The email contains a trojan, luring the unwary into downloading its malicious code.
The email claims that screenshots are available of the hacked account allowing curious users to see what Tony Blair really says about his cabinet. Of course, it's just a ruse to download a virus.
"Clicking on the link takes users to a website which invisibly installs a trojan horse on the victim's computer," said Graham Cluley, senior technology consultant at Sophos. "This trojan horse then attempts to install other malicious code onto the infected computer and install a password stealer which can be used by hackers for grabbing sensitive information."
Tapping into public interest is a regular tactic for spammers.
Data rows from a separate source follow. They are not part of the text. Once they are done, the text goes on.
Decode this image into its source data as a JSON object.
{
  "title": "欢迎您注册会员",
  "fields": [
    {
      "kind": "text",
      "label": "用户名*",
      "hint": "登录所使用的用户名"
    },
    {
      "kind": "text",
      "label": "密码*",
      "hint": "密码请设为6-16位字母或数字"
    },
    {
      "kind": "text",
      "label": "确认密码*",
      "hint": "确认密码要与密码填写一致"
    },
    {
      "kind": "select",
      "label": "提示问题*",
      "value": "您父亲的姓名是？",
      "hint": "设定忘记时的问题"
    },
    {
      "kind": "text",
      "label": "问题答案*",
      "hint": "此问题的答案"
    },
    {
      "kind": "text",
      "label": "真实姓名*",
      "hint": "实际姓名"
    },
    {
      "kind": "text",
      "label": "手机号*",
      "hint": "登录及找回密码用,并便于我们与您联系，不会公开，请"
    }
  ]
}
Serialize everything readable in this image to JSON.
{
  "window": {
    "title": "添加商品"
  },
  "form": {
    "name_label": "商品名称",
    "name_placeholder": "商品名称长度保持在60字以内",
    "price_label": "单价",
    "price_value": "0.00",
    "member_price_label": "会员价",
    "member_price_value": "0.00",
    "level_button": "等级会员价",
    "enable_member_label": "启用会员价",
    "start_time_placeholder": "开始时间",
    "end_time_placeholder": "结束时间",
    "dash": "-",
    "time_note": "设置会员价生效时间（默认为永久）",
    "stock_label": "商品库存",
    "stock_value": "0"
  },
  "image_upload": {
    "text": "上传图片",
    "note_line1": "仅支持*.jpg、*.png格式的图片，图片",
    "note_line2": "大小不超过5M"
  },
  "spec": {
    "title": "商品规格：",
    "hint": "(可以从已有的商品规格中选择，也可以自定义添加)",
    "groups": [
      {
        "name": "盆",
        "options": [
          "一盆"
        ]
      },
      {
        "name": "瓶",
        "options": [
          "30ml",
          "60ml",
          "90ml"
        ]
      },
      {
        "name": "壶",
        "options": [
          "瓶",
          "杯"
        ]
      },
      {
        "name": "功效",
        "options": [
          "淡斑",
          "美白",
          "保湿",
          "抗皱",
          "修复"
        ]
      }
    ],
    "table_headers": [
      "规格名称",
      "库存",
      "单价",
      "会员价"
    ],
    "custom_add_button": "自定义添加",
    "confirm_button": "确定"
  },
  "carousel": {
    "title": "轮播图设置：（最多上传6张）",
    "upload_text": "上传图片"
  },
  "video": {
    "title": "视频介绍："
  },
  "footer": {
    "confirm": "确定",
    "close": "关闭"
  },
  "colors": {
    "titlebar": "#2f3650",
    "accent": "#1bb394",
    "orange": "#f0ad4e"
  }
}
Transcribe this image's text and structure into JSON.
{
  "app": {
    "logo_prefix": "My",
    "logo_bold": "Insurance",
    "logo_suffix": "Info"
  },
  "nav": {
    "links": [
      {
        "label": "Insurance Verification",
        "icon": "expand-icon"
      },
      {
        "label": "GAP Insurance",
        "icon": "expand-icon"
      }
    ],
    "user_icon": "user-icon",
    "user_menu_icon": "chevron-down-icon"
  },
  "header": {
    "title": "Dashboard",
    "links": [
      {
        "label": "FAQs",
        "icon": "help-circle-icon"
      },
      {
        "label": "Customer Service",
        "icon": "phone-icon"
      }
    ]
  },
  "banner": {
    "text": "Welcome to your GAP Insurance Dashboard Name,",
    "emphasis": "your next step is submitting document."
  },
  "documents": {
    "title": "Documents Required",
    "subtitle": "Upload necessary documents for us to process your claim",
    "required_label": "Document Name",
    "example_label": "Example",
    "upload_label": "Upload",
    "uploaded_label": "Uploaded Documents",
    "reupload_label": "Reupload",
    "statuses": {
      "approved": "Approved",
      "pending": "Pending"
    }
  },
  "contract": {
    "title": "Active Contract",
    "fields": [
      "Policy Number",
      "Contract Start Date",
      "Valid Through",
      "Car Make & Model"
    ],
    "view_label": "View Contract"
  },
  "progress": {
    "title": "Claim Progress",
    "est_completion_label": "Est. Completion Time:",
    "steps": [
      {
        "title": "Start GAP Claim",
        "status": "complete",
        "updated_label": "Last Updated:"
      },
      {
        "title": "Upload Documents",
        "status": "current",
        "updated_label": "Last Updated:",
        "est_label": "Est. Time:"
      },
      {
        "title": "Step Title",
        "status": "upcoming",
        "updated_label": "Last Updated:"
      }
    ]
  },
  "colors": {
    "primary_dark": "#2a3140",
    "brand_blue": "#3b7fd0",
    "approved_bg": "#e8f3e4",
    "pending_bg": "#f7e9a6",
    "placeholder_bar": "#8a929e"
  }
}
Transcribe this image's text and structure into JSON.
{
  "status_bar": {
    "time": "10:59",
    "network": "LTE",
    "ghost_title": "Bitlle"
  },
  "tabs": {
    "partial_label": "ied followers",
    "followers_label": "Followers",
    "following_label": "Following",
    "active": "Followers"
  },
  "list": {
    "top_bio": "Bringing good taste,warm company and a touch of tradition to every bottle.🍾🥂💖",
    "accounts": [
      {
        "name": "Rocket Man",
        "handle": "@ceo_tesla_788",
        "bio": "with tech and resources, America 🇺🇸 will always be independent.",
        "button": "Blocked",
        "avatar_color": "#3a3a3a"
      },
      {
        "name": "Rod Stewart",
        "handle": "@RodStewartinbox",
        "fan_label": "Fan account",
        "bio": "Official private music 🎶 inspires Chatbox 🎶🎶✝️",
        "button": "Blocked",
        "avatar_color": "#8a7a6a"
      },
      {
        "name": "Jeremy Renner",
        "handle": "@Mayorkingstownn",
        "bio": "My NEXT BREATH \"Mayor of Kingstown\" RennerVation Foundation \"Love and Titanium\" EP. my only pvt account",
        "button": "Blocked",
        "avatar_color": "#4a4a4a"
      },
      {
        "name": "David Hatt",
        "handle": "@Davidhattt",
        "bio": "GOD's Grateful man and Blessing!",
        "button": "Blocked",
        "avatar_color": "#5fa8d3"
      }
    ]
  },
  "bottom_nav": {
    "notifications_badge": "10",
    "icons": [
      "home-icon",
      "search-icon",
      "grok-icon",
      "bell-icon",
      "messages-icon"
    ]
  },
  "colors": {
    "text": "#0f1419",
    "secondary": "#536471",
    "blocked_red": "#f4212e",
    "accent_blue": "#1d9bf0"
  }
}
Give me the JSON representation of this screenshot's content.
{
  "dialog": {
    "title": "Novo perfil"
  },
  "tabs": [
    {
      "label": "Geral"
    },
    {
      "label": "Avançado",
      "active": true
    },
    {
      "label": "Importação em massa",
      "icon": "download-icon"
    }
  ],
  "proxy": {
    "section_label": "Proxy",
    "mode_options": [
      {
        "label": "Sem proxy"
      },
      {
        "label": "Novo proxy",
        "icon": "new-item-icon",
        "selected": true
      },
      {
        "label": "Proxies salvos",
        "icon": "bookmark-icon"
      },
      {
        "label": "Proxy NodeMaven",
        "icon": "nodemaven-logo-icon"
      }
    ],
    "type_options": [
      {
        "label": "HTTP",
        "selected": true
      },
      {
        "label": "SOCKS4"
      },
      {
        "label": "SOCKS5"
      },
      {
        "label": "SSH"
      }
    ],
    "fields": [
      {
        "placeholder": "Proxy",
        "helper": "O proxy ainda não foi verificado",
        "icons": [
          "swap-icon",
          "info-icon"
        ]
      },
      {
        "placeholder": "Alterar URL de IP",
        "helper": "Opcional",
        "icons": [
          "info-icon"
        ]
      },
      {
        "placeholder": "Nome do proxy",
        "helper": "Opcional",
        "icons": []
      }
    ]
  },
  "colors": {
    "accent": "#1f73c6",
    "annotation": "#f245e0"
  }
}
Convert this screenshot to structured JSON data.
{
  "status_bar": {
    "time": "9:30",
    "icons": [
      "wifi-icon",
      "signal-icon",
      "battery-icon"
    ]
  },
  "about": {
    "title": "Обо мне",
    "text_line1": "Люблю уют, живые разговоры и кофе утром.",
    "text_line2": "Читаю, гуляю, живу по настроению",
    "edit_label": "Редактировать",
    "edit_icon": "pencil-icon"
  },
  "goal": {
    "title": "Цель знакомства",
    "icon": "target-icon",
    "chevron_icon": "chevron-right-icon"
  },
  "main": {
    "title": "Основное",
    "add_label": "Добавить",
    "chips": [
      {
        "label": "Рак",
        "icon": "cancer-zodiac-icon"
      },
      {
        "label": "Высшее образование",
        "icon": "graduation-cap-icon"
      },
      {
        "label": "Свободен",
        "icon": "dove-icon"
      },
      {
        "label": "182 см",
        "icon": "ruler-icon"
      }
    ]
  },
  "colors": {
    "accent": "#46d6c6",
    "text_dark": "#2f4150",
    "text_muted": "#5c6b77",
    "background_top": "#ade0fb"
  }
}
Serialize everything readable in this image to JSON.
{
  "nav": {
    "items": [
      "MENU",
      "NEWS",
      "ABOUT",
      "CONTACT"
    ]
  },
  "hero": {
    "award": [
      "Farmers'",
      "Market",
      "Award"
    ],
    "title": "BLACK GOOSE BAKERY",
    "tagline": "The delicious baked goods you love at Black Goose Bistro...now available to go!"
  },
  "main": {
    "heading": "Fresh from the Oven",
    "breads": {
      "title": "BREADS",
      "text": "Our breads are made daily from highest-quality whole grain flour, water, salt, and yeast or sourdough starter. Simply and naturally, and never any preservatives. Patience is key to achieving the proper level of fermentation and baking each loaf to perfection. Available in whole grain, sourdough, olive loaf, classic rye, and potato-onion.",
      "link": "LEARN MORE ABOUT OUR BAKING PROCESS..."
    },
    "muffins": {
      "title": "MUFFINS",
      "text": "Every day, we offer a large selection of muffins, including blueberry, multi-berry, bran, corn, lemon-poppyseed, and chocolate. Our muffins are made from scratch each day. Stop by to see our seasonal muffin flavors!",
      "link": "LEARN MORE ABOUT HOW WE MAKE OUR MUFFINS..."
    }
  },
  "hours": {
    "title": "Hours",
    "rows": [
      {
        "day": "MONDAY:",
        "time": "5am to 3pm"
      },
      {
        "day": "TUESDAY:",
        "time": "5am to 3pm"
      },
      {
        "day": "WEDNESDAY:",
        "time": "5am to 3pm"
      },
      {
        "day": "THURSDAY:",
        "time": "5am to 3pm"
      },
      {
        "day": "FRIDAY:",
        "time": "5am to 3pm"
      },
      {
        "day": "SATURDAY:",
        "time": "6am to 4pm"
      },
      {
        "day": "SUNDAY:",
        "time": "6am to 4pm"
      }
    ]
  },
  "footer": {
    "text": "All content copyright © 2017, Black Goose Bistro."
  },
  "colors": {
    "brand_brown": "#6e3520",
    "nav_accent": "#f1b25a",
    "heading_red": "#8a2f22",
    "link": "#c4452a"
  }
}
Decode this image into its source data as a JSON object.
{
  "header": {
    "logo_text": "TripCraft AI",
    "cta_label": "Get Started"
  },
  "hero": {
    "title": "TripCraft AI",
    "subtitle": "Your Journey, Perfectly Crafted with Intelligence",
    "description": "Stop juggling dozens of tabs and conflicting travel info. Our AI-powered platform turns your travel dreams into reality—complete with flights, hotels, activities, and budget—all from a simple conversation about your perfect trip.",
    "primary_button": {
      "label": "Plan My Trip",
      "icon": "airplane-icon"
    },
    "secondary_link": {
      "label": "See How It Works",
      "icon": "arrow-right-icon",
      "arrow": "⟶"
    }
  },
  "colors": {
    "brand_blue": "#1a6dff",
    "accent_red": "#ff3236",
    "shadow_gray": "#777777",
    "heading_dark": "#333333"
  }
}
In April SC reported the death of Pope John Paul II had resulted in a wave of papal spam.
According to Cluley, the Tony Blair emails, spammed in the early hours of Friday morning across the UK, are indicative of spammer tactics.
"The computer underground knew that many in Britain would be following the latest political news this morning," he said. "And have deliberately created a bogus story about Blair's email account being hacked to lure people into clicking on the malicious link."